My thoughts during most every shot today? I’m definitely going to hit this badly. How bad is it possible to hit a ball? Where in the world is this going to go? This is a bad idea. Stop swinging now.
And yet, no matter the noise my conscious mind blabbered, my unconscious muscle memory had no problems. I pulled the club back from the ball and moments later, there was the crisp sound and feel of solid contact, eyes flashed skyward, and there went the ball, beautiful, straight, arching high in the hazy blue, cool winter sky – to my complete and utter conscious amazement.
I did not shoot a good score today, nor was every shot great or even good, not by any means, but everything was still there. The foundation, the thousands upon tens of thousands of swings that defined me for the better part of my younger years were still there, living somewhere in my brain and my hands and my arms and my back and my legs.
When I finished playing golf with my friend, Stephen Maxwell, and his father this afternoon, I was ecstatic, elated, nothing short of high. I had found that treasured old possession deep in the recesses of the attic, and it was still just as perfect and fantastic as it was all those years ago.
They gave me the best gift I’ve received in a very long time tonight – they gave me a bag with a driver, a 3-wood, a 5-wood, a lob wedge, a pitching wedge, and a putter in it – almost half of a standard set of clubs. Just thinking about that gift makes me want to cry. It makes me so happy to have golf back in my life. I might not play every day, or even 10 times in a year, but just knowing that there are clubs waiting for me, for when the time is right, is a comforting feeling.

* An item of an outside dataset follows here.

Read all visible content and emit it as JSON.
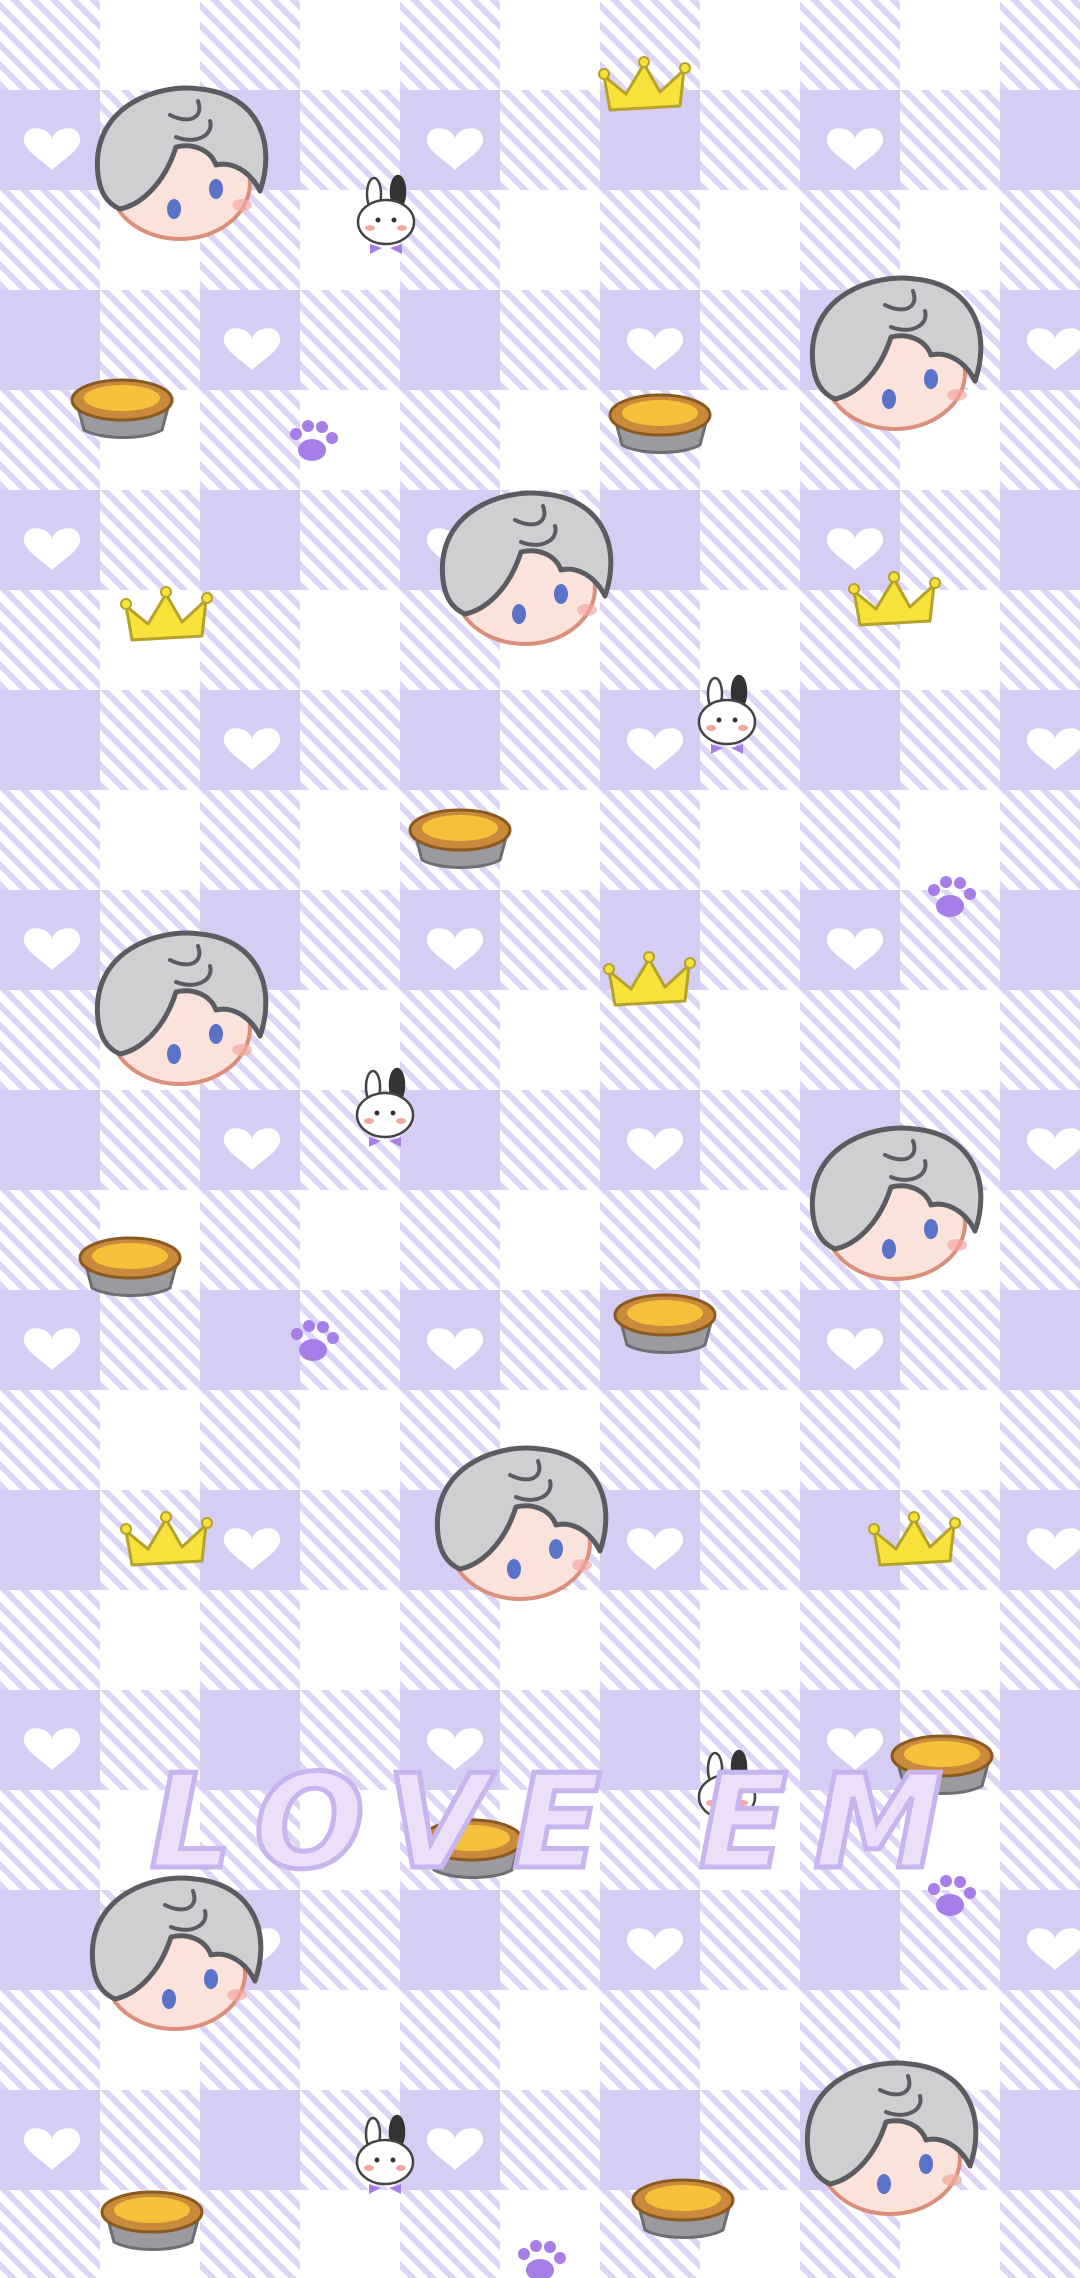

I grew up as a golfer. No matter how far I roam away from golf, it will always, always, always be a part of me. I’m glad that I finally realized that today.
I came home tonight and finished up what the Maxwell’s generosity started – I bought a solid set of irons online. They’ll be here by Wednesday.
After that, I made a solemn promise to my 14-year-old self with his countless pictures of golfers and courses on the walls of his room and a faded, worn nine-iron in the corner – I won’t ever sell these clubs.